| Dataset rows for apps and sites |
++++++++++++++++++++
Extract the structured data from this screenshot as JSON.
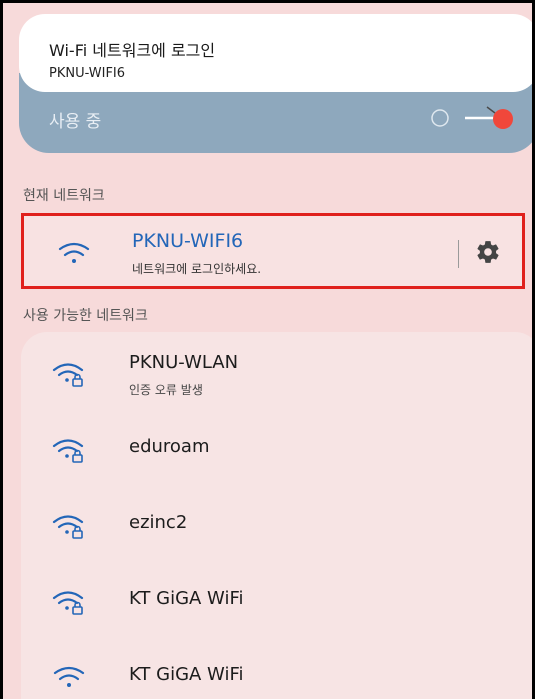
{
  "notification": {
    "title": "Wi-Fi 네트워크에 로그인",
    "subtitle": "PKNU-WIFI6"
  },
  "wifi_toggle": {
    "label": "사용 중",
    "state": "on"
  },
  "current_section": {
    "label": "현재 네트워크",
    "network": {
      "ssid": "PKNU-WIFI6",
      "status": "네트워크에 로그인하세요.",
      "icon": "wifi-icon",
      "settings_icon": "gear-icon"
    }
  },
  "available_section": {
    "label": "사용 가능한 네트워크",
    "networks": [
      {
        "ssid": "PKNU-WLAN",
        "status": "인증 오류 발생",
        "icon": "wifi-lock-icon"
      },
      {
        "ssid": "eduroam",
        "icon": "wifi-lock-icon"
      },
      {
        "ssid": "ezinc2",
        "icon": "wifi-lock-icon"
      },
      {
        "ssid": "KT GiGA WiFi",
        "icon": "wifi-lock-icon"
      },
      {
        "ssid": "KT GiGA WiFi",
        "icon": "wifi-icon"
      }
    ]
  },
  "colors": {
    "accent_blue": "#2366b8",
    "highlight_red": "#e0201c",
    "toggle_red": "#f0473b",
    "background_pink": "#f7dada"
  }
}
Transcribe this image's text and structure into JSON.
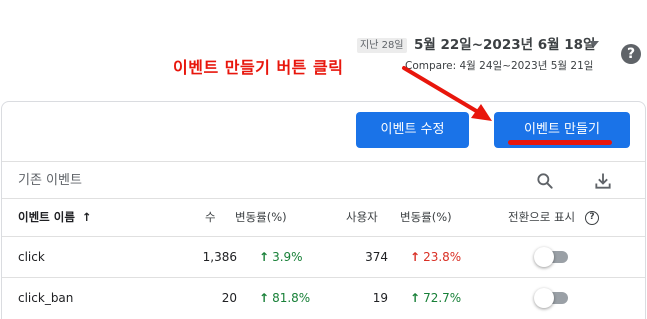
{
  "header": {
    "period_badge": "지난 28일",
    "date_range": "5월 22일~2023년 6월 18일",
    "compare": "Compare: 4월 24일~2023년 5월 21일",
    "help_symbol": "?"
  },
  "annotation": {
    "text": "이벤트 만들기 버튼 클릭",
    "color": "#e8160c"
  },
  "toolbar": {
    "edit_label": "이벤트 수정",
    "create_label": "이벤트 만들기",
    "accent": "#1a73e8"
  },
  "section": {
    "title": "기존 이벤트",
    "icons": [
      "search-icon",
      "download-icon"
    ]
  },
  "table": {
    "headers": {
      "name": "이벤트 이름",
      "count": "수",
      "count_change": "변동률(%)",
      "users": "사용자",
      "users_change": "변동률(%)",
      "mark_conversion": "전환으로 표시",
      "help_symbol": "?"
    },
    "rows": [
      {
        "name": "click",
        "count": "1,386",
        "count_change": "3.9%",
        "count_change_dir": "up",
        "users": "374",
        "users_change": "23.8%",
        "users_change_dir": "up",
        "conversion_on": false
      },
      {
        "name": "click_ban",
        "count": "20",
        "count_change": "81.8%",
        "count_change_dir": "up",
        "users": "19",
        "users_change": "72.7%",
        "users_change_dir": "up",
        "conversion_on": false
      }
    ],
    "colors": {
      "positive": "#188038",
      "negative": "#d93025"
    }
  }
}
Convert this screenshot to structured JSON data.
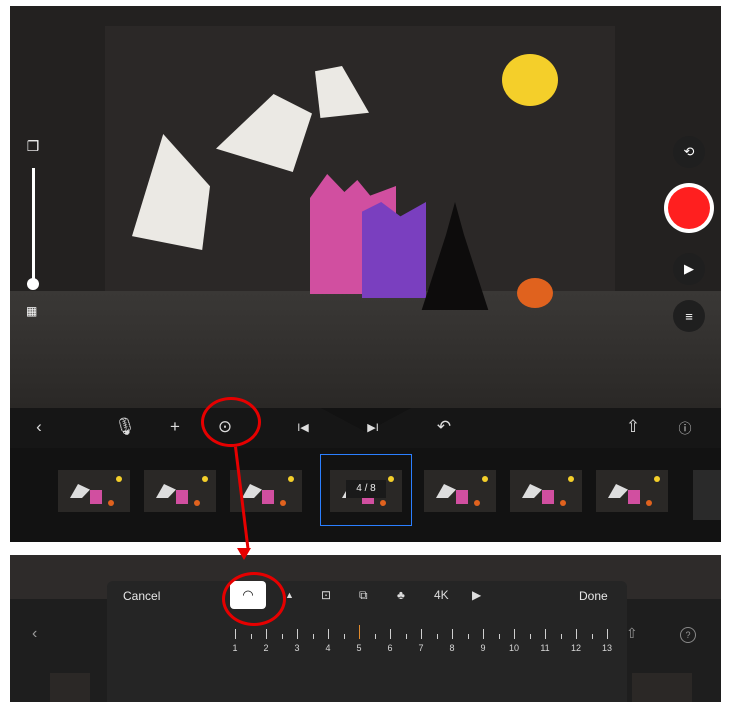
{
  "top": {
    "toolbar": {
      "back_icon": "chevron-left-icon",
      "mic_icon": "microphone-icon",
      "add_icon": "plus-icon",
      "playback_settings_icon": "speedometer-icon",
      "prev_frame_icon": "skip-back-icon",
      "next_frame_icon": "skip-forward-icon",
      "undo_icon": "undo-icon",
      "share_icon": "share-icon",
      "help_icon": "help-icon"
    },
    "right_controls": {
      "timer_icon": "timer-icon",
      "record_color": "#ff1f1f",
      "play_icon": "play-icon",
      "settings_icon": "sliders-icon"
    },
    "left_controls": {
      "onion_skin_icon": "layers-icon",
      "grid_icon": "grid-icon",
      "opacity_level": 0.15
    },
    "filmstrip": {
      "frame_count": 7,
      "selected_index": 3,
      "selected_label": "4 / 8"
    }
  },
  "bottom": {
    "cancel": "Cancel",
    "done": "Done",
    "segments": [
      "speedometer-icon",
      "aspect-icon",
      "overlay-icon",
      "color-icon",
      "4K",
      "video-icon"
    ],
    "ruler_labels": [
      "1",
      "2",
      "3",
      "4",
      "5",
      "6",
      "7",
      "8",
      "9",
      "10",
      "11",
      "12",
      "13"
    ],
    "selected_value_index": 4
  },
  "annotation": {
    "color": "#e60000"
  }
}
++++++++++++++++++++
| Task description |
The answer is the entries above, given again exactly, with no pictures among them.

| Your response |
Extract the structured data from this screenshot as JSON.
{
  "notification": {
    "title": "Wi-Fi 네트워크에 로그인",
    "subtitle": "PKNU-WIFI6"
  },
  "wifi_toggle": {
    "label": "사용 중",
    "state": "on"
  },
  "current_section": {
    "label": "현재 네트워크",
    "network": {
      "ssid": "PKNU-WIFI6",
      "status": "네트워크에 로그인하세요.",
      "icon": "wifi-icon",
      "settings_icon": "gear-icon"
    }
  },
  "available_section": {
    "label": "사용 가능한 네트워크",
    "networks": [
      {
        "ssid": "PKNU-WLAN",
        "status": "인증 오류 발생",
        "icon": "wifi-lock-icon"
      },
      {
        "ssid": "eduroam",
        "icon": "wifi-lock-icon"
      },
      {
        "ssid": "ezinc2",
        "icon": "wifi-lock-icon"
      },
      {
        "ssid": "KT GiGA WiFi",
        "icon": "wifi-lock-icon"
      },
      {
        "ssid": "KT GiGA WiFi",
        "icon": "wifi-icon"
      }
    ]
  },
  "colors": {
    "accent_blue": "#2366b8",
    "highlight_red": "#e0201c",
    "toggle_red": "#f0473b",
    "background_pink": "#f7dada"
  }
}
Transcribe this image's text and structure into JSON.
{
  "header": {
    "period_badge": "지난 28일",
    "date_range": "5월 22일~2023년 6월 18일",
    "compare": "Compare: 4월 24일~2023년 5월 21일",
    "help_symbol": "?"
  },
  "annotation": {
    "text": "이벤트 만들기 버튼 클릭",
    "color": "#e8160c"
  },
  "toolbar": {
    "edit_label": "이벤트 수정",
    "create_label": "이벤트 만들기",
    "accent": "#1a73e8"
  },
  "section": {
    "title": "기존 이벤트",
    "icons": [
      "search-icon",
      "download-icon"
    ]
  },
  "table": {
    "headers": {
      "name": "이벤트 이름",
      "count": "수",
      "count_change": "변동률(%)",
      "users": "사용자",
      "users_change": "변동률(%)",
      "mark_conversion": "전환으로 표시",
      "help_symbol": "?"
    },
    "rows": [
      {
        "name": "click",
        "count": "1,386",
        "count_change": "3.9%",
        "count_change_dir": "up",
        "users": "374",
        "users_change": "23.8%",
        "users_change_dir": "up",
        "conversion_on": false
      },
      {
        "name": "click_ban",
        "count": "20",
        "count_change": "81.8%",
        "count_change_dir": "up",
        "users": "19",
        "users_change": "72.7%",
        "users_change_dir": "up",
        "conversion_on": false
      }
    ],
    "colors": {
      "positive": "#188038",
      "negative": "#d93025"
    }
  }
}
Convert this screenshot to structured JSON data.
{
  "top": {
    "toolbar": {
      "back_icon": "chevron-left-icon",
      "mic_icon": "microphone-icon",
      "add_icon": "plus-icon",
      "playback_settings_icon": "speedometer-icon",
      "prev_frame_icon": "skip-back-icon",
      "next_frame_icon": "skip-forward-icon",
      "undo_icon": "undo-icon",
      "share_icon": "share-icon",
      "help_icon": "help-icon"
    },
    "right_controls": {
      "timer_icon": "timer-icon",
      "record_color": "#ff1f1f",
      "play_icon": "play-icon",
      "settings_icon": "sliders-icon"
    },
    "left_controls": {
      "onion_skin_icon": "layers-icon",
      "grid_icon": "grid-icon",
      "opacity_level": 0.15
    },
    "filmstrip": {
      "frame_count": 7,
      "selected_index": 3,
      "selected_label": "4 / 8"
    }
  },
  "bottom": {
    "cancel": "Cancel",
    "done": "Done",
    "segments": [
      "speedometer-icon",
      "aspect-icon",
      "overlay-icon",
      "color-icon",
      "4K",
      "video-icon"
    ],
    "ruler_labels": [
      "1",
      "2",
      "3",
      "4",
      "5",
      "6",
      "7",
      "8",
      "9",
      "10",
      "11",
      "12",
      "13"
    ],
    "selected_value_index": 4
  },
  "annotation": {
    "color": "#e60000"
  }
}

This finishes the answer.